* _Task details_
Set every entry down again exactly, omitting none.

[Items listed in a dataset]
= = = = =

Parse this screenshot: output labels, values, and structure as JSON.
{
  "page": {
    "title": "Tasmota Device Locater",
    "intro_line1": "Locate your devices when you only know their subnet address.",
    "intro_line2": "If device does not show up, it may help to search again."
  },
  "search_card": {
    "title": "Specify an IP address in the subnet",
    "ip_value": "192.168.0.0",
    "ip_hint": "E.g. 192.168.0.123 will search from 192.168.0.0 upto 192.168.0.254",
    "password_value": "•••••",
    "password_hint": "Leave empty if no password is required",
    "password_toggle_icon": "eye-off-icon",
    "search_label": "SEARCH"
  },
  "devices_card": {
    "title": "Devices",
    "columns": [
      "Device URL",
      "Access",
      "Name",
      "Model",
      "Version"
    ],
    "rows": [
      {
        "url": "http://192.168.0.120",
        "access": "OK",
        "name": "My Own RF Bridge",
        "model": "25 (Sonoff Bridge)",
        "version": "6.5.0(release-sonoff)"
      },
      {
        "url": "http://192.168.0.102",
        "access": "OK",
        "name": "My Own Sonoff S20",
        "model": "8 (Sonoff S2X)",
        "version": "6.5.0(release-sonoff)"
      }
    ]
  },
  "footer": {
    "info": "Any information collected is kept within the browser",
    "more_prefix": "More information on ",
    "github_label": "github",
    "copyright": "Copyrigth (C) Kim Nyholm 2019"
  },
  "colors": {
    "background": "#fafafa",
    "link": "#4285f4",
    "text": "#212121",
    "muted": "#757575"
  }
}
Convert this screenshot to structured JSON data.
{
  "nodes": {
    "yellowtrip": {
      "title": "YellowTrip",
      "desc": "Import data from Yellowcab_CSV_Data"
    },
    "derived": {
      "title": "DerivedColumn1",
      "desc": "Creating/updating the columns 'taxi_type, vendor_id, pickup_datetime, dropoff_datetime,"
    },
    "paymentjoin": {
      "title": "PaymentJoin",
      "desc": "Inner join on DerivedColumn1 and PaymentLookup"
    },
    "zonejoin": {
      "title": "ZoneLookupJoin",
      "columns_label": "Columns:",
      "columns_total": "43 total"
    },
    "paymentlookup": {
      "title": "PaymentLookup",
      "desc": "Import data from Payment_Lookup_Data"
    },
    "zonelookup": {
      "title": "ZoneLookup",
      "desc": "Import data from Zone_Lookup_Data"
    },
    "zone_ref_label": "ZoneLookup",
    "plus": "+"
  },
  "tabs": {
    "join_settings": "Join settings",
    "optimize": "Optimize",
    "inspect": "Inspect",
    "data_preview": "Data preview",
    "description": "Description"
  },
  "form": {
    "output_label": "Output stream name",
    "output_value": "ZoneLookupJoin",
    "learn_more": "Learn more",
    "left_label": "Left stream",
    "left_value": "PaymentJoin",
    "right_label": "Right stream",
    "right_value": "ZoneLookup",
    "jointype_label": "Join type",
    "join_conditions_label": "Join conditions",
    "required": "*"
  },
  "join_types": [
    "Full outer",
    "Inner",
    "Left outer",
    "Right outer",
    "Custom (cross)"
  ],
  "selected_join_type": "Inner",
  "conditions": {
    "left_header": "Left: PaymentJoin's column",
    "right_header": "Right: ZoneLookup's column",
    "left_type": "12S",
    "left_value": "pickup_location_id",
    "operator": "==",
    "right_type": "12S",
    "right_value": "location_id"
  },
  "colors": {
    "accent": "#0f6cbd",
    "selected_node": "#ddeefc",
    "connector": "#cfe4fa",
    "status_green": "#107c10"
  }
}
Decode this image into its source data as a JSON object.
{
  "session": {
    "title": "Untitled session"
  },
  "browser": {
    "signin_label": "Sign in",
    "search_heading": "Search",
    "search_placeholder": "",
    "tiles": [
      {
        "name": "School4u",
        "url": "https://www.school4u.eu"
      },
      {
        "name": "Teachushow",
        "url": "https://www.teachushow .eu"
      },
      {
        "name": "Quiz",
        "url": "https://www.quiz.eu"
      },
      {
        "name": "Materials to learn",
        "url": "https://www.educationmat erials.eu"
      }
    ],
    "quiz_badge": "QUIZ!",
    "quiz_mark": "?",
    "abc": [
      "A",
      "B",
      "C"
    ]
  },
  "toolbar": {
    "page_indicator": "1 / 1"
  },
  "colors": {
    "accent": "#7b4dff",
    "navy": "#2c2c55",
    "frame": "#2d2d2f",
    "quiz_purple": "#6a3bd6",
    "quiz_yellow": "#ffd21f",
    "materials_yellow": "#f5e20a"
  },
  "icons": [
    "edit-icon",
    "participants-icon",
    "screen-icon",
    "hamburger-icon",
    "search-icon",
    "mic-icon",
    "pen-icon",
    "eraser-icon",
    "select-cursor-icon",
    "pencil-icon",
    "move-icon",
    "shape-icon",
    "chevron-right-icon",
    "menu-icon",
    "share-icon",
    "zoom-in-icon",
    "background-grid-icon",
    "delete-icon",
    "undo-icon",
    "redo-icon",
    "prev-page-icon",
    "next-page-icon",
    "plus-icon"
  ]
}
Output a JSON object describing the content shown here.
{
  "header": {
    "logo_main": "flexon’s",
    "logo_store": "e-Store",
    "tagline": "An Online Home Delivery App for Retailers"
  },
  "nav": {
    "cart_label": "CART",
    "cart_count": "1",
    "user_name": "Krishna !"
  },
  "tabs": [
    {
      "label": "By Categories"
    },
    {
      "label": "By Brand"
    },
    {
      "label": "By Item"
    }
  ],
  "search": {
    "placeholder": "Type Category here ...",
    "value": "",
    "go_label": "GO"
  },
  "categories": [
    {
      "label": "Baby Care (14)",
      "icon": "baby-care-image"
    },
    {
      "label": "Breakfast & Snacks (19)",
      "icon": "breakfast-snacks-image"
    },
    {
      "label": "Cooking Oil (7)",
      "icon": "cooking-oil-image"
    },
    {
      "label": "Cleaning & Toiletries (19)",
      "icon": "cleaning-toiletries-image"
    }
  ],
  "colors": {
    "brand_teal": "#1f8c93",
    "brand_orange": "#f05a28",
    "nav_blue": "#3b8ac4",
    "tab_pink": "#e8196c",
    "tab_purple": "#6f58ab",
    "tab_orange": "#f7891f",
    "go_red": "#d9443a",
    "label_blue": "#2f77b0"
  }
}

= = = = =

* _Exercise answer_
Parse this screenshot: output labels, values, and structure as JSON.
{
  "page": {
    "title": "Tasmota Device Locater",
    "intro_line1": "Locate your devices when you only know their subnet address.",
    "intro_line2": "If device does not show up, it may help to search again."
  },
  "search_card": {
    "title": "Specify an IP address in the subnet",
    "ip_value": "192.168.0.0",
    "ip_hint": "E.g. 192.168.0.123 will search from 192.168.0.0 upto 192.168.0.254",
    "password_value": "•••••",
    "password_hint": "Leave empty if no password is required",
    "password_toggle_icon": "eye-off-icon",
    "search_label": "SEARCH"
  },
  "devices_card": {
    "title": "Devices",
    "columns": [
      "Device URL",
      "Access",
      "Name",
      "Model",
      "Version"
    ],
    "rows": [
      {
        "url": "http://192.168.0.120",
        "access": "OK",
        "name": "My Own RF Bridge",
        "model": "25 (Sonoff Bridge)",
        "version": "6.5.0(release-sonoff)"
      },
      {
        "url": "http://192.168.0.102",
        "access": "OK",
        "name": "My Own Sonoff S20",
        "model": "8 (Sonoff S2X)",
        "version": "6.5.0(release-sonoff)"
      }
    ]
  },
  "footer": {
    "info": "Any information collected is kept within the browser",
    "more_prefix": "More information on ",
    "github_label": "github",
    "copyright": "Copyrigth (C) Kim Nyholm 2019"
  },
  "colors": {
    "background": "#fafafa",
    "link": "#4285f4",
    "text": "#212121",
    "muted": "#757575"
  }
}
Convert this screenshot to structured JSON data.
{
  "nodes": {
    "yellowtrip": {
      "title": "YellowTrip",
      "desc": "Import data from Yellowcab_CSV_Data"
    },
    "derived": {
      "title": "DerivedColumn1",
      "desc": "Creating/updating the columns 'taxi_type, vendor_id, pickup_datetime, dropoff_datetime,"
    },
    "paymentjoin": {
      "title": "PaymentJoin",
      "desc": "Inner join on DerivedColumn1 and PaymentLookup"
    },
    "zonejoin": {
      "title": "ZoneLookupJoin",
      "columns_label": "Columns:",
      "columns_total": "43 total"
    },
    "paymentlookup": {
      "title": "PaymentLookup",
      "desc": "Import data from Payment_Lookup_Data"
    },
    "zonelookup": {
      "title": "ZoneLookup",
      "desc": "Import data from Zone_Lookup_Data"
    },
    "zone_ref_label": "ZoneLookup",
    "plus": "+"
  },
  "tabs": {
    "join_settings": "Join settings",
    "optimize": "Optimize",
    "inspect": "Inspect",
    "data_preview": "Data preview",
    "description": "Description"
  },
  "form": {
    "output_label": "Output stream name",
    "output_value": "ZoneLookupJoin",
    "learn_more": "Learn more",
    "left_label": "Left stream",
    "left_value": "PaymentJoin",
    "right_label": "Right stream",
    "right_value": "ZoneLookup",
    "jointype_label": "Join type",
    "join_conditions_label": "Join conditions",
    "required": "*"
  },
  "join_types": [
    "Full outer",
    "Inner",
    "Left outer",
    "Right outer",
    "Custom (cross)"
  ],
  "selected_join_type": "Inner",
  "conditions": {
    "left_header": "Left: PaymentJoin's column",
    "right_header": "Right: ZoneLookup's column",
    "left_type": "12S",
    "left_value": "pickup_location_id",
    "operator": "==",
    "right_type": "12S",
    "right_value": "location_id"
  },
  "colors": {
    "accent": "#0f6cbd",
    "selected_node": "#ddeefc",
    "connector": "#cfe4fa",
    "status_green": "#107c10"
  }
}
Decode this image into its source data as a JSON object.
{
  "session": {
    "title": "Untitled session"
  },
  "browser": {
    "signin_label": "Sign in",
    "search_heading": "Search",
    "search_placeholder": "",
    "tiles": [
      {
        "name": "School4u",
        "url": "https://www.school4u.eu"
      },
      {
        "name": "Teachushow",
        "url": "https://www.teachushow .eu"
      },
      {
        "name": "Quiz",
        "url": "https://www.quiz.eu"
      },
      {
        "name": "Materials to learn",
        "url": "https://www.educationmat erials.eu"
      }
    ],
    "quiz_badge": "QUIZ!",
    "quiz_mark": "?",
    "abc": [
      "A",
      "B",
      "C"
    ]
  },
  "toolbar": {
    "page_indicator": "1 / 1"
  },
  "colors": {
    "accent": "#7b4dff",
    "navy": "#2c2c55",
    "frame": "#2d2d2f",
    "quiz_purple": "#6a3bd6",
    "quiz_yellow": "#ffd21f",
    "materials_yellow": "#f5e20a"
  },
  "icons": [
    "edit-icon",
    "participants-icon",
    "screen-icon",
    "hamburger-icon",
    "search-icon",
    "mic-icon",
    "pen-icon",
    "eraser-icon",
    "select-cursor-icon",
    "pencil-icon",
    "move-icon",
    "shape-icon",
    "chevron-right-icon",
    "menu-icon",
    "share-icon",
    "zoom-in-icon",
    "background-grid-icon",
    "delete-icon",
    "undo-icon",
    "redo-icon",
    "prev-page-icon",
    "next-page-icon",
    "plus-icon"
  ]
}
Output a JSON object describing the content shown here.
{
  "header": {
    "logo_main": "flexon’s",
    "logo_store": "e-Store",
    "tagline": "An Online Home Delivery App for Retailers"
  },
  "nav": {
    "cart_label": "CART",
    "cart_count": "1",
    "user_name": "Krishna !"
  },
  "tabs": [
    {
      "label": "By Categories"
    },
    {
      "label": "By Brand"
    },
    {
      "label": "By Item"
    }
  ],
  "search": {
    "placeholder": "Type Category here ...",
    "value": "",
    "go_label": "GO"
  },
  "categories": [
    {
      "label": "Baby Care (14)",
      "icon": "baby-care-image"
    },
    {
      "label": "Breakfast & Snacks (19)",
      "icon": "breakfast-snacks-image"
    },
    {
      "label": "Cooking Oil (7)",
      "icon": "cooking-oil-image"
    },
    {
      "label": "Cleaning & Toiletries (19)",
      "icon": "cleaning-toiletries-image"
    }
  ],
  "colors": {
    "brand_teal": "#1f8c93",
    "brand_orange": "#f05a28",
    "nav_blue": "#3b8ac4",
    "tab_pink": "#e8196c",
    "tab_purple": "#6f58ab",
    "tab_orange": "#f7891f",
    "go_red": "#d9443a",
    "label_blue": "#2f77b0"
  }
}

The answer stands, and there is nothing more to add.